■ Task material

##############################

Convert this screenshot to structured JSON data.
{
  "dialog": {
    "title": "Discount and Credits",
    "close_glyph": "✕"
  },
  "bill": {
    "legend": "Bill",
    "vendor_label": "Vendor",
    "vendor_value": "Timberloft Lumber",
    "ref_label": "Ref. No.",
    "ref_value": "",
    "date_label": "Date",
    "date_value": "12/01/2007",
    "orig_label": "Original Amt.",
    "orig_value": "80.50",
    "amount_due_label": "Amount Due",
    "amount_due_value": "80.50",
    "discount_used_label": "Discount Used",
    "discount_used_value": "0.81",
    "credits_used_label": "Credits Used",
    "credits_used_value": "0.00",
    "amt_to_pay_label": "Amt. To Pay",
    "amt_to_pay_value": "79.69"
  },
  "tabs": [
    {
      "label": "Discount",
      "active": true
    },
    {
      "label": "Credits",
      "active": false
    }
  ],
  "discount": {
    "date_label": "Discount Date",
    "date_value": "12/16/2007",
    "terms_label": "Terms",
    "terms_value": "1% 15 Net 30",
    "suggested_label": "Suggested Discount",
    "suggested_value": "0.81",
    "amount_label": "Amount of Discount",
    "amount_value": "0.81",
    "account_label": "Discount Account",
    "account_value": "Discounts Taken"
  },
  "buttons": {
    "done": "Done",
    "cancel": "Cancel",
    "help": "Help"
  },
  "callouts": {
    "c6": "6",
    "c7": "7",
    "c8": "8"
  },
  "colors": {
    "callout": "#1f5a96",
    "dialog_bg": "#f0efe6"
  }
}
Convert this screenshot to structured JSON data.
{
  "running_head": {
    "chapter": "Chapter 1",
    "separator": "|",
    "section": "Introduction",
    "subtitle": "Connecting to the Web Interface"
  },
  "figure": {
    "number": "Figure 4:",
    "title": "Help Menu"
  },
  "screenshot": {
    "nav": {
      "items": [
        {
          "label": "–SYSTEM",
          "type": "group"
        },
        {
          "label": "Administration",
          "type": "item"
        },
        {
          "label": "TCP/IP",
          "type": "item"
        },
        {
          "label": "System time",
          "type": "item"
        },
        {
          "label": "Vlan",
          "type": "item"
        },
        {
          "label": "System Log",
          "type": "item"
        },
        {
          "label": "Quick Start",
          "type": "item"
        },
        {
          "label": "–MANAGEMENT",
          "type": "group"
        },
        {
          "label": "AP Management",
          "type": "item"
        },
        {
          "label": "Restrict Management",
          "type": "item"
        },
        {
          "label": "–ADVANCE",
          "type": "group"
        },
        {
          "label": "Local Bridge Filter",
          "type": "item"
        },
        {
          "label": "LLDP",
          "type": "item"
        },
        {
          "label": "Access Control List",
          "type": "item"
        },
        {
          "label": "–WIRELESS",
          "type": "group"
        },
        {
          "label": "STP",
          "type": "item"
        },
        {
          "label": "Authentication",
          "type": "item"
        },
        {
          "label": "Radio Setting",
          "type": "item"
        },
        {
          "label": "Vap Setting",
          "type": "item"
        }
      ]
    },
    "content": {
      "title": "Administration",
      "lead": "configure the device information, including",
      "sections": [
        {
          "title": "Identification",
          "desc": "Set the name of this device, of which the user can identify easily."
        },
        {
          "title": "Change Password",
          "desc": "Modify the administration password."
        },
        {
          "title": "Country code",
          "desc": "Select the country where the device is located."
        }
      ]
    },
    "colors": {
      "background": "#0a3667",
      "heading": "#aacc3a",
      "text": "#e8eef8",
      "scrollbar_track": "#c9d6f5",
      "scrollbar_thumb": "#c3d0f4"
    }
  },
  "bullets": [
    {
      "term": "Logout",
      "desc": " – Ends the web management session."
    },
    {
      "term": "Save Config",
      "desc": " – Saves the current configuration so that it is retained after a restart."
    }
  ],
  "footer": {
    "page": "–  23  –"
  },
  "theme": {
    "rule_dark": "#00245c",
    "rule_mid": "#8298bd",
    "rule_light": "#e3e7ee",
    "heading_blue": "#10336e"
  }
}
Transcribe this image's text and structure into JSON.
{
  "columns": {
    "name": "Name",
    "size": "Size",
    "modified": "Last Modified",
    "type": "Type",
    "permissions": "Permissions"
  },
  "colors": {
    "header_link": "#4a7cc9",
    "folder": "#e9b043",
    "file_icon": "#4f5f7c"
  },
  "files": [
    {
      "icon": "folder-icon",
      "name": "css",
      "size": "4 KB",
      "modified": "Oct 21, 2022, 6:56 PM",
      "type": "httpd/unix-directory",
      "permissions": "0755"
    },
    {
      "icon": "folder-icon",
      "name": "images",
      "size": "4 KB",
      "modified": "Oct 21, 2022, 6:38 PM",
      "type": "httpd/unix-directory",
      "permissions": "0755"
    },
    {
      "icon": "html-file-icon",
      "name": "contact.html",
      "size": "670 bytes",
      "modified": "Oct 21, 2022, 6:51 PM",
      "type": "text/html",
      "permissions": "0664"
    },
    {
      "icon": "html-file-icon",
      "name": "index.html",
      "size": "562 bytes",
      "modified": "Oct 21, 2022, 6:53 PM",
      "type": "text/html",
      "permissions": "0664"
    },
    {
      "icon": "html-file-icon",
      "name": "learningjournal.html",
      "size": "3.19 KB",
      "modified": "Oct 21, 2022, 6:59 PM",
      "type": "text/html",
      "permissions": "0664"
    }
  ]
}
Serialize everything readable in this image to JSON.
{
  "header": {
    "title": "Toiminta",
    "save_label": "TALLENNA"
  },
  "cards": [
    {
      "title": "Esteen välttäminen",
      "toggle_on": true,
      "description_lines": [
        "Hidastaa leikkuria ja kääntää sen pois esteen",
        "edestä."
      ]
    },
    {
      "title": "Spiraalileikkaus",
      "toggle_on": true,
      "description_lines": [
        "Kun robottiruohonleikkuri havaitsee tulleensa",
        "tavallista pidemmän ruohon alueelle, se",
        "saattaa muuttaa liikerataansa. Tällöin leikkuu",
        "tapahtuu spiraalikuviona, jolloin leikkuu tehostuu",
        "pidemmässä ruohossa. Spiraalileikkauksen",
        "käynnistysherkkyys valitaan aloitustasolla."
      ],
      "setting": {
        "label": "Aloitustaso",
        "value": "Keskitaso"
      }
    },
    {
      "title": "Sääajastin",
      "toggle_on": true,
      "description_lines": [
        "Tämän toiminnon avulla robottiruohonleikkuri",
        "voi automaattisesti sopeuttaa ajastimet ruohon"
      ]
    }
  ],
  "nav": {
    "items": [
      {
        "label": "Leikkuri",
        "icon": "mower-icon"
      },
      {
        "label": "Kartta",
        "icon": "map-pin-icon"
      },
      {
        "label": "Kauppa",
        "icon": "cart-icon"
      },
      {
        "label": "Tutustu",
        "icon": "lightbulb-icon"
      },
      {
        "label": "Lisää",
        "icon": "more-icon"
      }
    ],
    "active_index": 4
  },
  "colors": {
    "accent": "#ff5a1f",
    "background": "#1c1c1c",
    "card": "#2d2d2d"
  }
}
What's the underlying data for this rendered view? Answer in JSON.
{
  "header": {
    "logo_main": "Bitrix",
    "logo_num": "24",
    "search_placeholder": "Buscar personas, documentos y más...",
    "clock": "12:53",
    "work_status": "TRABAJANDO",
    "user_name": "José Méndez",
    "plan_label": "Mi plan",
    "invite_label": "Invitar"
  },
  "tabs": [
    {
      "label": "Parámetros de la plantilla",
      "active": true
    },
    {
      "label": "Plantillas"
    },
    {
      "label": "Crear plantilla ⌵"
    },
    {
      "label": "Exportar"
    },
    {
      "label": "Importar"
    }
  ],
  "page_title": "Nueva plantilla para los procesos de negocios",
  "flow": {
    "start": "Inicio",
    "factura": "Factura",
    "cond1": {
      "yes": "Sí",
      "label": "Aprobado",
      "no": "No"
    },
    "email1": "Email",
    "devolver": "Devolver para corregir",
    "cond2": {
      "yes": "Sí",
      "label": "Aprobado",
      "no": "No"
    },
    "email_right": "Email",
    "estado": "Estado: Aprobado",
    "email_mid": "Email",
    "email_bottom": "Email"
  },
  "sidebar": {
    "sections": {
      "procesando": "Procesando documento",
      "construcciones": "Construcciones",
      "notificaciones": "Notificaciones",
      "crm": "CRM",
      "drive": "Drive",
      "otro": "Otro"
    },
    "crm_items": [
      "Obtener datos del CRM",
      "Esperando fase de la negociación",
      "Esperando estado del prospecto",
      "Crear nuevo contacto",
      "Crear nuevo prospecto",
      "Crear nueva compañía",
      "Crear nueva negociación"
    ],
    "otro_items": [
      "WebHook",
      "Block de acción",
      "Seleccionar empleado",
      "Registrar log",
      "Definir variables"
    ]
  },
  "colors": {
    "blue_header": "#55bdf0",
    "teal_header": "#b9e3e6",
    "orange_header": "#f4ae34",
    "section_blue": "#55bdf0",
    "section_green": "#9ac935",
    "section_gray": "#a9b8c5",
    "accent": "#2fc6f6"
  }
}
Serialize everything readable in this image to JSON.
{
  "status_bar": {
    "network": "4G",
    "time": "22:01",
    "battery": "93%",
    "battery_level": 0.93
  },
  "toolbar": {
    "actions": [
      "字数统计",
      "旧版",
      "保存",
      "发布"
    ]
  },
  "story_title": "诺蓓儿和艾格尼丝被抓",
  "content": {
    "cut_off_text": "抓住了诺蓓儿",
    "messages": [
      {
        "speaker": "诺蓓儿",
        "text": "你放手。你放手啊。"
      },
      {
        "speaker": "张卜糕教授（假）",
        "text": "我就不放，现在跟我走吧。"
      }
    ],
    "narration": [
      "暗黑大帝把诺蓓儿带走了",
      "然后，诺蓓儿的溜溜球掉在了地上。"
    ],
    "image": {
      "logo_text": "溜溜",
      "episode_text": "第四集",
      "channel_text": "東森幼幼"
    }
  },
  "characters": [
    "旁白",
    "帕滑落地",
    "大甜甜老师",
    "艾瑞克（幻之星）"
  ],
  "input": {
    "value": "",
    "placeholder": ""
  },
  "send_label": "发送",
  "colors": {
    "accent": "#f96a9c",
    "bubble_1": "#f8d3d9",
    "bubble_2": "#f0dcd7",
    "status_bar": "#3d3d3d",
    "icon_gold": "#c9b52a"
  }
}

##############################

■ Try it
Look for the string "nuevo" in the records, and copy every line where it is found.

■ Result
      "Crear nuevo contacto",
      "Crear nuevo prospecto",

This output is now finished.